» **Problem requirements**: Gather up every line from the entries below that uses the word "true".

» **Data shown**:
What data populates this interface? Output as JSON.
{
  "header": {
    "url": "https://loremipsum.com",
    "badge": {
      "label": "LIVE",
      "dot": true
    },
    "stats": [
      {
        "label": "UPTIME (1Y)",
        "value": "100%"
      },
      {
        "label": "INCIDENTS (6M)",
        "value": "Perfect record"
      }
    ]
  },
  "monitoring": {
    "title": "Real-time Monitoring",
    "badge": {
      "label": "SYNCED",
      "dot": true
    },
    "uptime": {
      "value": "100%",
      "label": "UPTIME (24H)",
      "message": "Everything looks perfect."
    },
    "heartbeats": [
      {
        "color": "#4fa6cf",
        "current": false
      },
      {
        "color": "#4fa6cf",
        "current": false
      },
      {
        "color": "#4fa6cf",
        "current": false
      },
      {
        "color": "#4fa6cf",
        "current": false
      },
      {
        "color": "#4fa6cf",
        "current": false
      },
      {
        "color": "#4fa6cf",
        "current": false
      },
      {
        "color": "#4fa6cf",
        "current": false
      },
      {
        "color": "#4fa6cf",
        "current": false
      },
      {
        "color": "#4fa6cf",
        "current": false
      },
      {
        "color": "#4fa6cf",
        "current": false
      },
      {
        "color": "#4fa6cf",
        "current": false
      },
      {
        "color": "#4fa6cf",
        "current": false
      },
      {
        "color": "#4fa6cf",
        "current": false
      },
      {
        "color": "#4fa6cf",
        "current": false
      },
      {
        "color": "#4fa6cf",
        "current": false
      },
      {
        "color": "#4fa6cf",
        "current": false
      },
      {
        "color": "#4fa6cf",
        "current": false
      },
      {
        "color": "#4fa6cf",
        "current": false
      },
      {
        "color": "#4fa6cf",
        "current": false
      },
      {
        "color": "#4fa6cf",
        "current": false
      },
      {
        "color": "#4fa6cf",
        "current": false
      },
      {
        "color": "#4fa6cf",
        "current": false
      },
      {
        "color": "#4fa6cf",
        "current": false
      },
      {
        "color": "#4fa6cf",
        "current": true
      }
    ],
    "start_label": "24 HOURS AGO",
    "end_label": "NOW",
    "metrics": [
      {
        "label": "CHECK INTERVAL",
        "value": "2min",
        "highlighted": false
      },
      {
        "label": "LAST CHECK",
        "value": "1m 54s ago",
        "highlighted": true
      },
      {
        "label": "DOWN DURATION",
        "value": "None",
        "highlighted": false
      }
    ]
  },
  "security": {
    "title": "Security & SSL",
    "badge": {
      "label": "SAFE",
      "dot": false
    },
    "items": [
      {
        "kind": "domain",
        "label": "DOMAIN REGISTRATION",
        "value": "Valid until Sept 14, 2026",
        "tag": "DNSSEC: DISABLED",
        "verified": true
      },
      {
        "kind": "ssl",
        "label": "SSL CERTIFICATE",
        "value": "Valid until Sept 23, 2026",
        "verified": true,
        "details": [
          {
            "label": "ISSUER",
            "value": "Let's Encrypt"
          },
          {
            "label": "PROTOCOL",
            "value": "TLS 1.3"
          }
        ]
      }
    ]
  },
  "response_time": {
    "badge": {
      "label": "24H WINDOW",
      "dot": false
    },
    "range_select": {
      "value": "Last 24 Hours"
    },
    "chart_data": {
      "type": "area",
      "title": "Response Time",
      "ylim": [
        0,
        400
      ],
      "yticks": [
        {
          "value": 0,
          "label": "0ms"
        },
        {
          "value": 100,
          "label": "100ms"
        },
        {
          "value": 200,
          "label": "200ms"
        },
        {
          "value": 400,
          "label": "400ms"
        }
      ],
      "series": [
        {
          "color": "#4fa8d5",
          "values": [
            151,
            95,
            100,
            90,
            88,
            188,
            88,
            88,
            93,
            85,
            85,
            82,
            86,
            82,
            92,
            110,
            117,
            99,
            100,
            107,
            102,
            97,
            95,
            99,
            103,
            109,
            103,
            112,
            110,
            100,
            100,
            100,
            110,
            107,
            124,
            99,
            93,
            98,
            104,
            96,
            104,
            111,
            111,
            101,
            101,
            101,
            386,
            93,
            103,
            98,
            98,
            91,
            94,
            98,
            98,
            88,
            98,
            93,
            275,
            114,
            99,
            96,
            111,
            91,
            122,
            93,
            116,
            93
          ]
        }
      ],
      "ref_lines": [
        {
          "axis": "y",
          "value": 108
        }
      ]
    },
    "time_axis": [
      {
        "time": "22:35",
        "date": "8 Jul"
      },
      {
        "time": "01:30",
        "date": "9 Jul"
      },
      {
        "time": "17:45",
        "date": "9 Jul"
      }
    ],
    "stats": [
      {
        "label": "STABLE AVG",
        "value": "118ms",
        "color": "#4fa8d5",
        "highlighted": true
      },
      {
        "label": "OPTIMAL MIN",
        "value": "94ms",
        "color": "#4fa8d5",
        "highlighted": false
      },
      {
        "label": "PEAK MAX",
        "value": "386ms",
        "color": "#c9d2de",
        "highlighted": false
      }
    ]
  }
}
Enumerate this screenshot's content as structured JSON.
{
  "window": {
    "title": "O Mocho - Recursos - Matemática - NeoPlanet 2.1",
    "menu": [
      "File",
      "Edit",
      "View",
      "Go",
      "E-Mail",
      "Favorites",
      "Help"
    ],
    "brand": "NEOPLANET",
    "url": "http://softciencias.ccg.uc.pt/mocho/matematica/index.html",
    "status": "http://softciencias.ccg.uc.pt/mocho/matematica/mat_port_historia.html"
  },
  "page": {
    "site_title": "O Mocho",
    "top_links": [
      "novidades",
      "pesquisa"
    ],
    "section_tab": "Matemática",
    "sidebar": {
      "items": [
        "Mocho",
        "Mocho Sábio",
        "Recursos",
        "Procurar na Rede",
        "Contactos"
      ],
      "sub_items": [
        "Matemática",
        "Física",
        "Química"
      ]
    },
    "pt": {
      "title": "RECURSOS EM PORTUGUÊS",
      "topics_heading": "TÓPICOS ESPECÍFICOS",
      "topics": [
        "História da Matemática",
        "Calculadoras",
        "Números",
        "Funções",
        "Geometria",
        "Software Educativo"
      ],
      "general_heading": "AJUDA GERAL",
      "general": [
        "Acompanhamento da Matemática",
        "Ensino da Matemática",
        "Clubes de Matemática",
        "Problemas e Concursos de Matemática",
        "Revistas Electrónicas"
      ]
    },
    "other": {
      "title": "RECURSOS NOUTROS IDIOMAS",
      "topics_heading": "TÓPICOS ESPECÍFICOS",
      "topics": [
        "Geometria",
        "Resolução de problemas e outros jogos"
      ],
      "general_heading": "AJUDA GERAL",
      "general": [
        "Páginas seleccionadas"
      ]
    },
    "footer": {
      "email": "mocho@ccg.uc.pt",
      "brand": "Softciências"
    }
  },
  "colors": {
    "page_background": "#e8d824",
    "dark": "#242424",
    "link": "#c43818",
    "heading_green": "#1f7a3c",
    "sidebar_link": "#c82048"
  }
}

» **Response**:
      "dot": true
      "dot": true
        "current": true
        "highlighted": true
        "verified": true
        "verified": true,
        "highlighted": true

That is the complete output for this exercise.